I must say I feel like a hypocrite after all my comments about the world being overblogged (hey it's overpopulated too, I may as well work on adding to one of them), so I hope my posts will be better than the usual drivel that is out there!
Also, stay tuned for a name change, it was the best I could do without spending all afternoon working out something cool.
I want to use this really as a record or diary (something I have never really been good as) for reviews of cultural things I have experienced, eg movies, theatre, music, books, art and so forth.
So, it is mainly for me (and my bad memory) and maybe others will enjoy and join me in some healthy discussion and debate.
Given I have been on Long Service Leave for a month I have a LOT to contribute and I am unsure of where to start.
Stealing the Scream by Edward Dolnick
This was an intriguing read and would appeal to those interested in art (definately me) and those interested in crime (not so much me). It follows the theft of Munch's Scream from a Norweigan Art Gallery in 1994 and the trail to recover the famous painting.

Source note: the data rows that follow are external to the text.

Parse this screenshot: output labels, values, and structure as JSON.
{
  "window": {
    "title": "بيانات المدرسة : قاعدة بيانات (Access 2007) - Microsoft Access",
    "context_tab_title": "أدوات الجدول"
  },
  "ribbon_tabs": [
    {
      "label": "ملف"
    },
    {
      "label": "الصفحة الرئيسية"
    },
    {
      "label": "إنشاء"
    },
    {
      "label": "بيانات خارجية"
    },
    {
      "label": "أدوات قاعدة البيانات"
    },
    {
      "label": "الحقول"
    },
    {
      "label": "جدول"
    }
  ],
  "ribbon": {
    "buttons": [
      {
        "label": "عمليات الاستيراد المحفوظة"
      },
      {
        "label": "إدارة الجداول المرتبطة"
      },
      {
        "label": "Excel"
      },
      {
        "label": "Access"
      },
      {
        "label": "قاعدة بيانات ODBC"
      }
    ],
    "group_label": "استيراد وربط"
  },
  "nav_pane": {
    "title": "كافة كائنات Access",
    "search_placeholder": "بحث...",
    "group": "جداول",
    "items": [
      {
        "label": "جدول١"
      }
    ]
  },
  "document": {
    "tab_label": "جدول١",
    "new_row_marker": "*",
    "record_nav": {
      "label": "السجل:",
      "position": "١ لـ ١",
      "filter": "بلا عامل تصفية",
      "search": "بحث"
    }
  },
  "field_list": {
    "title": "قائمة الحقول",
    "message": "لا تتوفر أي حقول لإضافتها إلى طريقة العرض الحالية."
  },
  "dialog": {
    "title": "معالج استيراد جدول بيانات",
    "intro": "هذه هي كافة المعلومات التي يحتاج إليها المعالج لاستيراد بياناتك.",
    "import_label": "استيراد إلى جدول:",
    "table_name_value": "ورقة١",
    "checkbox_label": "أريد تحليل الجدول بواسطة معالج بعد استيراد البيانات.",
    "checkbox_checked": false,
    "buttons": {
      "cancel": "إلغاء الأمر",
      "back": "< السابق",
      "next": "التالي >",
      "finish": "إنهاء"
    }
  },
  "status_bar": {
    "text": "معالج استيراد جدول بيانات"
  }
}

The book is also peppered with facts and short asides on other stolen art works throughout history and some of the colourful characters associated with these crimes - from gallery owners/worked, thieves, the artists themselves and the detectives trying to solve the mysteries.
I was most surprised by the amount of work not recovered and still 'out there' hidden somewhere. The book details art actually stolen from galleries as opposed to those 'lost' during war - that appears to be a whole other story (or two). I was also astonished when some of the larger galleries security is detailed...or rather, lack thereof. These galleries have hundreds of millions of artwork displayed and stored and very limited security.
The Scream is a famous painting and a favourite of mine - a copy hangs in my study and I have the blow-up doll in my kitchen. I have been lucky enough to visit an extensive Munch exhibit when I was in Melbourne a few years ago. Munch was a painter of dark subject matter and as much as I love The Scream I really fell under the spell of some of his other works.
The painting hangs at the National Gallery in Oslo and was stolen very simply during the winter Olympics by a broken window and a ladder!!! The timeline and lengths made to retrieve this painting are absolutely compelling, the book reaches a great climax in teh final chapters with an intense back and forth between some very shady characters and detectives under cover.
Although this is a true story, it keeps you turning the pages like a thriller sp you are never bored. It is also full of intersting art detail and will leave you wanting more on this genre - art crime!